About halfway along the tapestry turned a corner and doubled back on itself in the other half of the darkened room. The biggest problem we found was that there was no 'Pause' button on the audio guide, so due to the number of people shuffling along things moved slowly, meaning the guide was giving you details of part of the tapestry which was about four or five feet further along which you'd yet to reach. I guess they pace it in such a way that the punters keep moving, so they can get some more in through the entrance. Anybody showing too much interest would cause chaos and a loss of income. But we were glad we'd seen it. The photographs I took have the colours diminished. I guess it is to protect the tapestry from those who would use flash guns, so I don't have a problem with that .
Basically the tapestry tells the story of King Harold and William the Conqueror climaxing at the Battle of Hastings, when one of Harold's guards said "Sire, there's an arrow coming towards us, keep an eye on it".
Next it was a walk around own before making our way back to the campsite, or rather the side road where we'd parked. While I opened up the vehicle The Chef joined a queue to see if they had a spare pitch we could have for the night. Eventually she returned victorious. It was to have been for two nights, with our looking around the museum tomorrow, but as they'd messed us about we'd already done the museum and so now only needed one night.
Searching for our pitch was problematic to say the least. When we eventually found it, an Italian with a Jeep on a trailer behind his Landrover was occupying it. Clearly something had gone wrong. While The Chef went back to Reception I waited with the vehicle until eventually the owner appeared. I told him he was in our pitch. Lots of apologies of course, very sorry he'd been rumbled, and so moved his Jeep etc on to his own large grass pitch next door.
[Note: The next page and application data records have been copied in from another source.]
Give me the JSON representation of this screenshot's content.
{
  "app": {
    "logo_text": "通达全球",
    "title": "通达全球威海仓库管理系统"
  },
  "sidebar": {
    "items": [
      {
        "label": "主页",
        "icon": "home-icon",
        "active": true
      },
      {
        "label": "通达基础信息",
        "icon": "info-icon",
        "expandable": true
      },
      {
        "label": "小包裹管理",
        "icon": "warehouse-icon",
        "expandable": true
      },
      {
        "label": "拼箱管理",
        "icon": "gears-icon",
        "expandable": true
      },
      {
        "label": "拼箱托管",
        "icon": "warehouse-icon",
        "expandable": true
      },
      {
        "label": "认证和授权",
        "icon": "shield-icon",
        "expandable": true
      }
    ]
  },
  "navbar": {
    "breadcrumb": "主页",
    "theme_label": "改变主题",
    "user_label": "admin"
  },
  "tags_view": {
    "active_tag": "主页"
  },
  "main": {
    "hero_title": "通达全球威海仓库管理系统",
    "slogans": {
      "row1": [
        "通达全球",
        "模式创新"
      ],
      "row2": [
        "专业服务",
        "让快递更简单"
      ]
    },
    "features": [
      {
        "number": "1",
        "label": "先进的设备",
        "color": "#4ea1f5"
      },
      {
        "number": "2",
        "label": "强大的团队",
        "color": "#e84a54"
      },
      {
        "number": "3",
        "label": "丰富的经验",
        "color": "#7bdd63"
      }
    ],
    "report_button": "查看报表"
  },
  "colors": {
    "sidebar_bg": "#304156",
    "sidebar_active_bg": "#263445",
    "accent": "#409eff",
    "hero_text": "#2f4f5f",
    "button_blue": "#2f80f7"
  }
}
I got talking to him later. He said that he was an enthusiast of the WWII period and had originally owned an Italian military vehicle, but as it only had one forward gear but six reverse gears, he was beginning to find it dangerous driving to events down motorways driving backwards at 70mph using only his wing mirrors for forward vision. Eventually he part exchanged it for the Jeep.
So here we are. We're using the inflatable pads to level ourselves as best we can. We're just glad to have a pitch. We're plugged in to mains electricity, so tonight we'll enjoy the pizzas the Chef bought days ago, but which we've not been able to eat because we need electricity to use the oven.
Tomorrow morning will be an absolute joy. Log hot showers, and my darling Chef gets to wash her hair properly and use her hair dryer. It's the little things in life that make a difference.
Once set up I did make contact with Nationwide Building Society again and finally managed to get the matter resolved, though I did tell them I would be formally complaining once we were home. So we now have our return ticket on Le Shuttle booked for Saturday afternoon.
Tomorrow we head down the road to Arromanches and beyond, where we expect to meet yet more Brit weekend soldiers and stuffed-full car parks.
Right now we have a guy practicing his trumpet on the piece of grass opposite our pitch. Why he can't go and annoy his own neighbours I don't know. I can tell you - Louse Armstrong he ain't.